New Hampshire, USA band Barren Waste first came to my attention when they sent me their debut release for review: Divine Intervention is an EP of six very short tunes in a predominantly grindcore vein, but with a very distinctive and creative approach to texture and dissonance, which immediately struck me as an interesting and committed artistic statement. The band has since released more material in a similar style (broadly comparable to some recordings by Hack Circle, for example), of which the excellent Dreaming In Aeons is a prime example, but alongside this work they have maintained a prolific schedule of experimental electronic releases.
This three track EP seems to be Septic Trauma’s entire recorded output. A shame, as I could happily listen to a few dozen tunes in this vein. Many heavy rock bands lay claim to terms like ‘technical’ and ‘progressive’, but few have any reason to do so. Aside from the sheer ridiculousness of using a term like ‘technical’ to describe a style of music, most of the metal thusly classified makes no more taxing technical demand on its performers than that they should play fast and stay in time, which quite honestly is something any well trained monkey with a floppy pick can manage.
Apparently (I read in the press release, in a rare fit of journalistic research) The Real Sounds From Hell Recordings refers to a project to record the sound of deep plate tectonics, which is rumoured to have accidentally recorded Hell. I would imagine that plate tectonics sound a lot lower and slower than this, and as for Hell, I imagine it to sound a lot more like Perry Como. These sounds are pretty damn harrowing however. They are, by turns, angry, dark, ominous and brutal; they are however far more complex and considered than most sounds that visit those places.
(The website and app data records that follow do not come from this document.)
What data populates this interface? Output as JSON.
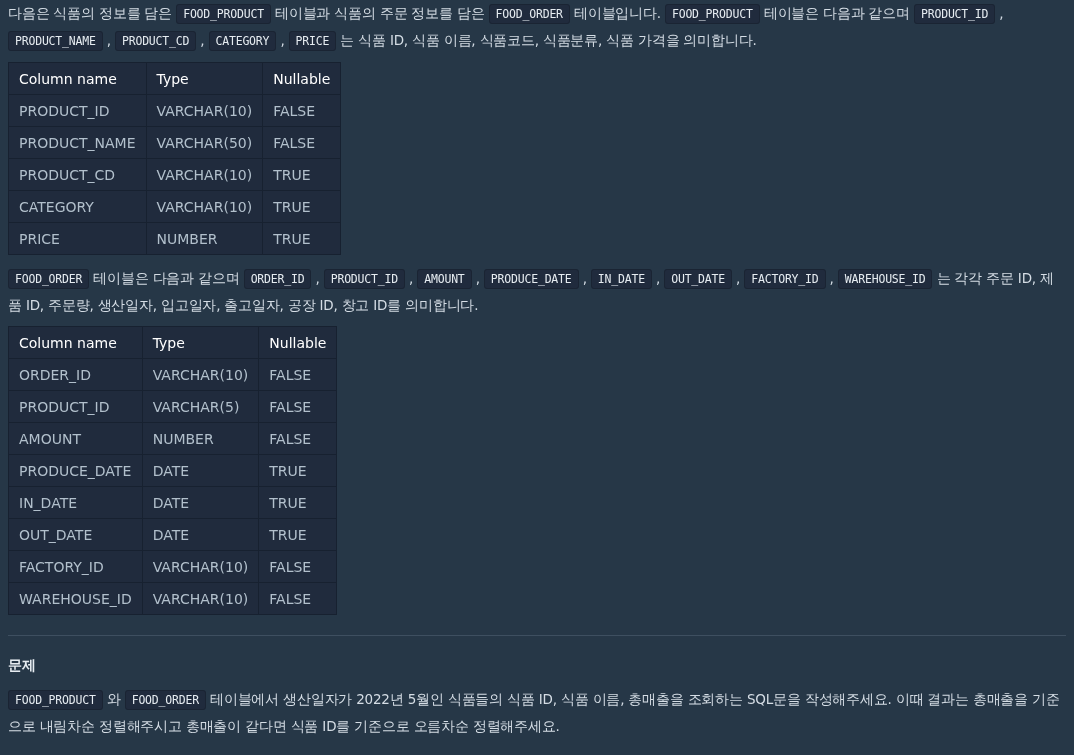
{
  "intro_1": [
    {
      "kind": "text",
      "text": "다음은 식품의 정보를 담은 "
    },
    {
      "kind": "code",
      "text": "FOOD_PRODUCT"
    },
    {
      "kind": "text",
      "text": " 테이블과 식품의 주문 정보를 담은 "
    },
    {
      "kind": "code",
      "text": "FOOD_ORDER"
    },
    {
      "kind": "text",
      "text": " 테이블입니다. "
    },
    {
      "kind": "code",
      "text": "FOOD_PRODUCT"
    },
    {
      "kind": "text",
      "text": " 테이블은 다음과 같으며 "
    },
    {
      "kind": "code",
      "text": "PRODUCT_ID"
    },
    {
      "kind": "text",
      "text": " , "
    },
    {
      "kind": "code",
      "text": "PRODUCT_NAME"
    },
    {
      "kind": "text",
      "text": " , "
    },
    {
      "kind": "code",
      "text": "PRODUCT_CD"
    },
    {
      "kind": "text",
      "text": " , "
    },
    {
      "kind": "code",
      "text": "CATEGORY"
    },
    {
      "kind": "text",
      "text": " , "
    },
    {
      "kind": "code",
      "text": "PRICE"
    },
    {
      "kind": "text",
      "text": " 는 식품 ID, 식품 이름, 식품코드, 식품분류, 식품 가격을 의미합니다."
    }
  ],
  "table_1": {
    "columns": [
      "Column name",
      "Type",
      "Nullable"
    ],
    "rows": [
      [
        "PRODUCT_ID",
        "VARCHAR(10)",
        "FALSE"
      ],
      [
        "PRODUCT_NAME",
        "VARCHAR(50)",
        "FALSE"
      ],
      [
        "PRODUCT_CD",
        "VARCHAR(10)",
        "TRUE"
      ],
      [
        "CATEGORY",
        "VARCHAR(10)",
        "TRUE"
      ],
      [
        "PRICE",
        "NUMBER",
        "TRUE"
      ]
    ]
  },
  "intro_2": [
    {
      "kind": "code",
      "text": "FOOD_ORDER"
    },
    {
      "kind": "text",
      "text": " 테이블은 다음과 같으며 "
    },
    {
      "kind": "code",
      "text": "ORDER_ID"
    },
    {
      "kind": "text",
      "text": " , "
    },
    {
      "kind": "code",
      "text": "PRODUCT_ID"
    },
    {
      "kind": "text",
      "text": " , "
    },
    {
      "kind": "code",
      "text": "AMOUNT"
    },
    {
      "kind": "text",
      "text": " , "
    },
    {
      "kind": "code",
      "text": "PRODUCE_DATE"
    },
    {
      "kind": "text",
      "text": " , "
    },
    {
      "kind": "code",
      "text": "IN_DATE"
    },
    {
      "kind": "text",
      "text": " , "
    },
    {
      "kind": "code",
      "text": "OUT_DATE"
    },
    {
      "kind": "text",
      "text": " , "
    },
    {
      "kind": "code",
      "text": "FACTORY_ID"
    },
    {
      "kind": "text",
      "text": " , "
    },
    {
      "kind": "code",
      "text": "WAREHOUSE_ID"
    },
    {
      "kind": "text",
      "text": " 는 각각 주문 ID, 제품 ID, 주문량, 생산일자, 입고일자, 출고일자, 공장 ID, 창고 ID를 의미합니다."
    }
  ],
  "table_2": {
    "columns": [
      "Column name",
      "Type",
      "Nullable"
    ],
    "rows": [
      [
        "ORDER_ID",
        "VARCHAR(10)",
        "FALSE"
      ],
      [
        "PRODUCT_ID",
        "VARCHAR(5)",
        "FALSE"
      ],
      [
        "AMOUNT",
        "NUMBER",
        "FALSE"
      ],
      [
        "PRODUCE_DATE",
        "DATE",
        "TRUE"
      ],
      [
        "IN_DATE",
        "DATE",
        "TRUE"
      ],
      [
        "OUT_DATE",
        "DATE",
        "TRUE"
      ],
      [
        "FACTORY_ID",
        "VARCHAR(10)",
        "FALSE"
      ],
      [
        "WAREHOUSE_ID",
        "VARCHAR(10)",
        "FALSE"
      ]
    ]
  },
  "section_heading": "문제",
  "problem": [
    {
      "kind": "code",
      "text": "FOOD_PRODUCT"
    },
    {
      "kind": "text",
      "text": " 와 "
    },
    {
      "kind": "code",
      "text": "FOOD_ORDER"
    },
    {
      "kind": "text",
      "text": " 테이블에서 생산일자가 2022년 5월인 식품들의 식품 ID, 식품 이름, 총매출을 조회하는 SQL문을 작성해주세요. 이때 결과는 총매출을 기준으로 내림차순 정렬해주시고 총매출이 같다면 식품 ID를 기준으로 오름차순 정렬해주세요."
    }
  ]
}
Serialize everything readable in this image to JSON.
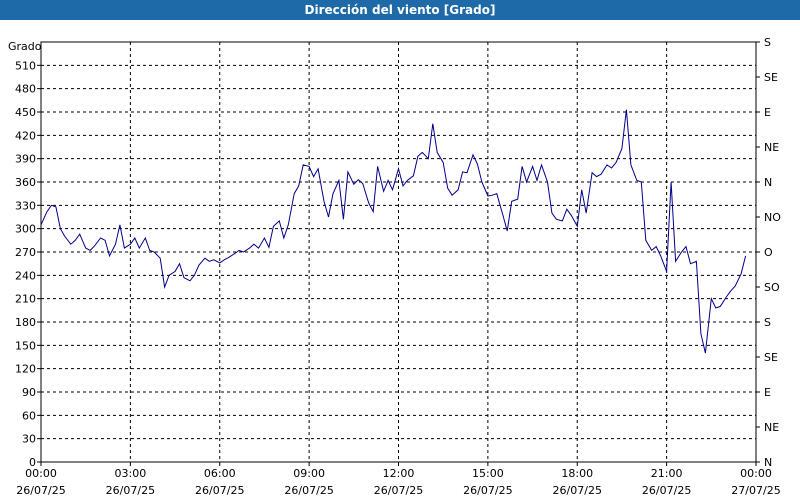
{
  "chart_data": {
    "type": "line",
    "title": "Dirección del viento [Grado]",
    "ylabel": "Grado",
    "ylim": [
      0,
      540
    ],
    "y_ticks": [
      0,
      30,
      60,
      90,
      120,
      150,
      180,
      210,
      240,
      270,
      300,
      330,
      360,
      390,
      420,
      450,
      480,
      510
    ],
    "right_ticks": [
      {
        "value": 0,
        "label": "N"
      },
      {
        "value": 45,
        "label": "NE"
      },
      {
        "value": 90,
        "label": "E"
      },
      {
        "value": 135,
        "label": "SE"
      },
      {
        "value": 180,
        "label": "S"
      },
      {
        "value": 225,
        "label": "SO"
      },
      {
        "value": 270,
        "label": "O"
      },
      {
        "value": 315,
        "label": "NO"
      },
      {
        "value": 360,
        "label": "N"
      },
      {
        "value": 405,
        "label": "NE"
      },
      {
        "value": 450,
        "label": "E"
      },
      {
        "value": 495,
        "label": "SE"
      },
      {
        "value": 540,
        "label": "S"
      }
    ],
    "x_ticks": [
      {
        "time": "00:00",
        "date": "26/07/25"
      },
      {
        "time": "03:00",
        "date": "26/07/25"
      },
      {
        "time": "06:00",
        "date": "26/07/25"
      },
      {
        "time": "09:00",
        "date": "26/07/25"
      },
      {
        "time": "12:00",
        "date": "26/07/25"
      },
      {
        "time": "15:00",
        "date": "26/07/25"
      },
      {
        "time": "18:00",
        "date": "26/07/25"
      },
      {
        "time": "21:00",
        "date": "26/07/25"
      },
      {
        "time": "00:00",
        "date": "27/07/25"
      }
    ],
    "xlim_hours": [
      0,
      24
    ],
    "grid": true,
    "series": [
      {
        "color": "#00008b",
        "x_hours": [
          0,
          0.2,
          0.35,
          0.5,
          0.65,
          0.8,
          1.0,
          1.15,
          1.3,
          1.5,
          1.65,
          1.8,
          2.0,
          2.15,
          2.3,
          2.5,
          2.65,
          2.8,
          3.0,
          3.15,
          3.3,
          3.5,
          3.65,
          3.8,
          4.0,
          4.15,
          4.3,
          4.5,
          4.65,
          4.8,
          5.0,
          5.15,
          5.3,
          5.5,
          5.65,
          5.8,
          6.0,
          6.15,
          6.3,
          6.5,
          6.65,
          6.8,
          7.0,
          7.15,
          7.3,
          7.5,
          7.65,
          7.8,
          8.0,
          8.15,
          8.3,
          8.5,
          8.65,
          8.8,
          9.0,
          9.15,
          9.3,
          9.5,
          9.65,
          9.8,
          10.0,
          10.15,
          10.3,
          10.5,
          10.65,
          10.8,
          11.0,
          11.15,
          11.3,
          11.5,
          11.65,
          11.8,
          12.0,
          12.15,
          12.3,
          12.5,
          12.65,
          12.8,
          13.0,
          13.15,
          13.3,
          13.5,
          13.65,
          13.8,
          14.0,
          14.15,
          14.3,
          14.5,
          14.65,
          14.8,
          15.0,
          15.15,
          15.3,
          15.5,
          15.65,
          15.8,
          16.0,
          16.15,
          16.3,
          16.5,
          16.65,
          16.8,
          17.0,
          17.15,
          17.3,
          17.5,
          17.65,
          17.8,
          18.0,
          18.15,
          18.3,
          18.5,
          18.65,
          18.8,
          19.0,
          19.15,
          19.3,
          19.5,
          19.65,
          19.8,
          20.0,
          20.15,
          20.3,
          20.5,
          20.65,
          20.8,
          21.0,
          21.15,
          21.3,
          21.5,
          21.65,
          21.8,
          22.0,
          22.15,
          22.3,
          22.5,
          22.65,
          22.8,
          23.0,
          23.15,
          23.3,
          23.5,
          23.65,
          23.8,
          24.0
        ],
        "values": [
          305,
          322,
          330,
          328,
          300,
          290,
          280,
          285,
          293,
          275,
          272,
          278,
          288,
          285,
          265,
          280,
          305,
          275,
          280,
          288,
          275,
          288,
          272,
          270,
          262,
          225,
          240,
          245,
          255,
          237,
          233,
          240,
          253,
          262,
          258,
          260,
          256,
          260,
          263,
          268,
          272,
          270,
          275,
          280,
          275,
          288,
          276,
          303,
          310,
          288,
          305,
          345,
          355,
          382,
          380,
          367,
          377,
          335,
          315,
          345,
          362,
          312,
          373,
          357,
          363,
          358,
          333,
          322,
          380,
          348,
          362,
          350,
          377,
          355,
          362,
          368,
          393,
          398,
          390,
          435,
          398,
          385,
          352,
          343,
          350,
          373,
          372,
          395,
          383,
          360,
          342,
          343,
          345,
          318,
          297,
          335,
          338,
          380,
          360,
          380,
          362,
          382,
          360,
          320,
          312,
          310,
          325,
          317,
          303,
          350,
          320,
          372,
          367,
          370,
          382,
          378,
          385,
          403,
          453,
          382,
          362,
          360,
          285,
          272,
          277,
          265,
          245,
          360,
          258,
          270,
          277,
          255,
          258,
          165,
          140,
          210,
          198,
          200,
          212,
          220,
          226,
          242,
          265
        ]
      }
    ]
  }
}
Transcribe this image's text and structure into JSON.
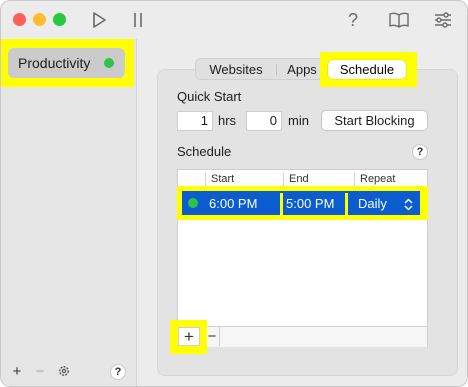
{
  "toolbar": {
    "icons": [
      "play-icon",
      "pause-icon",
      "help-icon",
      "book-icon",
      "sliders-icon"
    ],
    "help_glyph": "?"
  },
  "sidebar": {
    "items": [
      {
        "label": "Productivity",
        "status": "active",
        "status_color": "#2ec24a"
      }
    ],
    "footer": {
      "add_glyph": "+",
      "remove_glyph": "−",
      "help_glyph": "?"
    }
  },
  "tabs": [
    {
      "label": "Websites",
      "selected": false
    },
    {
      "label": "Apps",
      "selected": false
    },
    {
      "label": "Schedule",
      "selected": true
    }
  ],
  "quick_start": {
    "title": "Quick Start",
    "hours_value": "1",
    "hours_unit": "hrs",
    "minutes_value": "0",
    "minutes_unit": "min",
    "start_button": "Start Blocking"
  },
  "schedule": {
    "title": "Schedule",
    "help_glyph": "?",
    "columns": [
      "Start",
      "End",
      "Repeat"
    ],
    "rows": [
      {
        "enabled": true,
        "start": "6:00 PM",
        "end": "5:00 PM",
        "repeat": "Daily"
      }
    ],
    "add_glyph": "+",
    "remove_glyph": "−"
  },
  "colors": {
    "highlight": "#ffff00",
    "selection": "#0b5ccf",
    "green_dot": "#2ec24a"
  }
}
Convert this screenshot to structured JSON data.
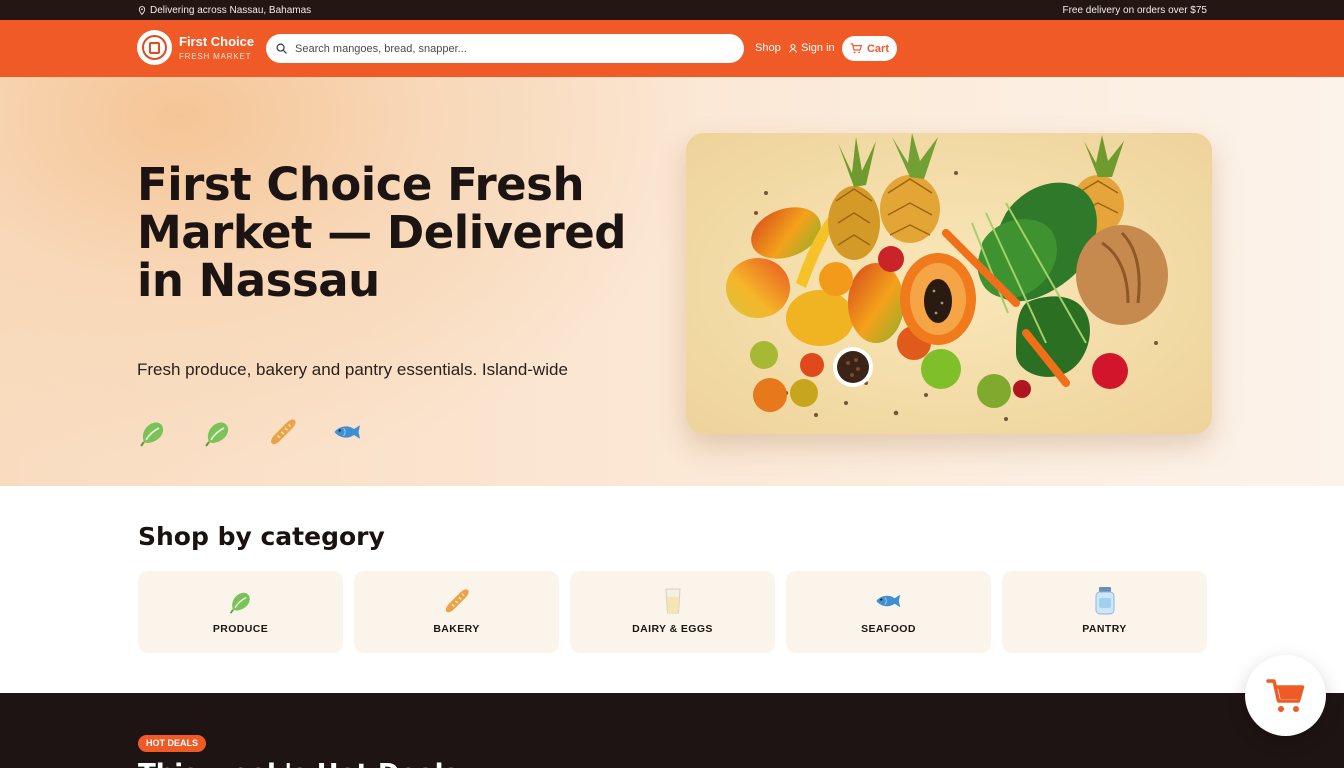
{
  "topbar": {
    "location_icon": "map-pin-icon",
    "location_text": "Delivering across Nassau, Bahamas",
    "promo_text": "Free delivery on orders over $75"
  },
  "header": {
    "logo_icon": "brand-seal-logo",
    "brand_name": "First Choice",
    "brand_subtitle": "FRESH MARKET",
    "search_icon": "search-icon",
    "search_placeholder": "Search mangoes, bread, snapper...",
    "search_value": "",
    "nav_shop": "Shop",
    "signin_icon": "user-icon",
    "nav_signin": "Sign in",
    "cart_icon": "cart-icon",
    "cart_label": "Cart"
  },
  "hero": {
    "title": "First Choice Fresh Market — Delivered in Nassau",
    "subtitle": "Fresh produce, bakery and pantry essentials. Island-wide",
    "icons": [
      "leafy-greens-icon",
      "leafy-greens-icon",
      "baguette-icon",
      "fish-icon"
    ],
    "image_subject": "fresh-produce-spread"
  },
  "categories": {
    "heading": "Shop by category",
    "items": [
      {
        "label": "PRODUCE",
        "icon": "leafy-greens-icon"
      },
      {
        "label": "BAKERY",
        "icon": "baguette-icon"
      },
      {
        "label": "DAIRY & EGGS",
        "icon": "milk-glass-icon"
      },
      {
        "label": "SEAFOOD",
        "icon": "fish-icon"
      },
      {
        "label": "PANTRY",
        "icon": "jar-icon"
      }
    ]
  },
  "deals": {
    "badge": "HOT DEALS",
    "title": "This week's Hot Deals"
  },
  "floating_cart": {
    "icon": "cart-icon"
  },
  "colors": {
    "brand_orange": "#ef5a26",
    "topbar_dark": "#241613",
    "deals_dark": "#1e1413",
    "card_cream": "#fbf4ea"
  }
}
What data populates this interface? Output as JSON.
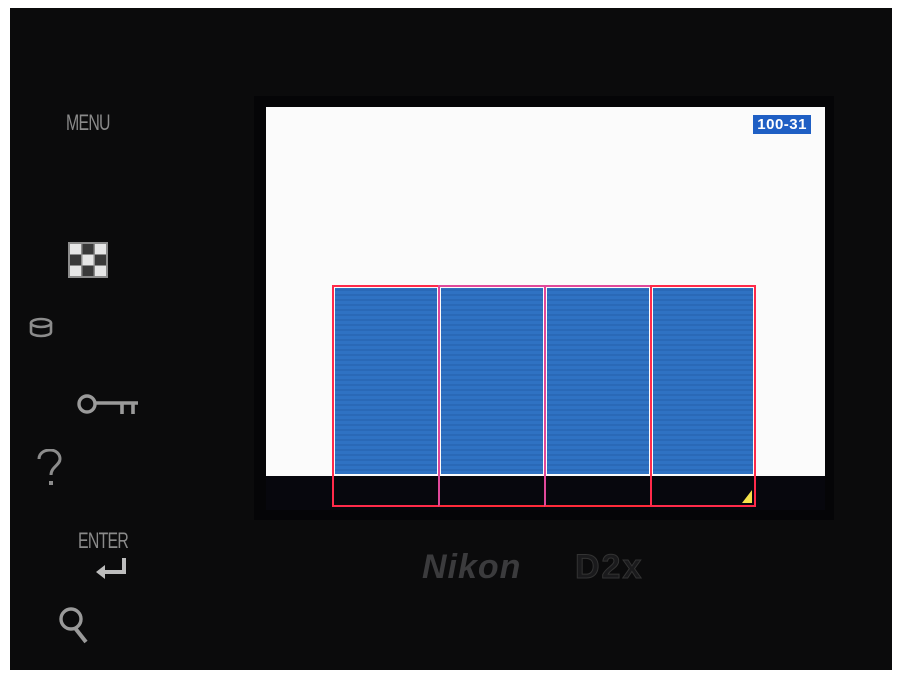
{
  "buttons": {
    "menu_label": "MENU",
    "enter_label": "ENTER"
  },
  "icons": {
    "thumbnail": "thumbnail-icon",
    "protect": "protect-icon",
    "key": "key-icon",
    "help": "help-icon",
    "enter": "enter-arrow-icon",
    "zoom": "zoom-icon"
  },
  "lcd": {
    "folder_frame": "100-31",
    "thumbnail_count": 4,
    "selected_index": 3
  },
  "branding": {
    "maker": "Nikon",
    "model": "D2x"
  },
  "colors": {
    "badge_bg": "#1f5fc4",
    "thumb_image": "#2f72c3",
    "thumb_frame": "#ff2a4a",
    "thumb_divider": "#e0489a",
    "selection_marker": "#f4e24a"
  }
}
The word experimental is over-used in descriptions of avant-garde music, and is not always meaningful: who are we as listeners to judge whether an artist is conducting an experiment, or whether the sounds we hear represent their mature practice? However, experimental or not, There’s A Party In My Mouth And You’re Not Invited contains a feast of invention. From start to finish there is no recognisable ready-made rock gesture that has not been transformed, re-purposed and re-imagined.
In 1917 Marcel Duchamp put a pissoir in a gallery: unfortunately, nearly a century later, many people still don’t get it. Those people will have trouble with the presentation of something as deliberately shambolic as Cockdaughter’s eponymous debut as a finished artwork; but it’s precisely to challenge that sense of the polished and refined as the exclusive token of an utterance’s validity that music like this is needed.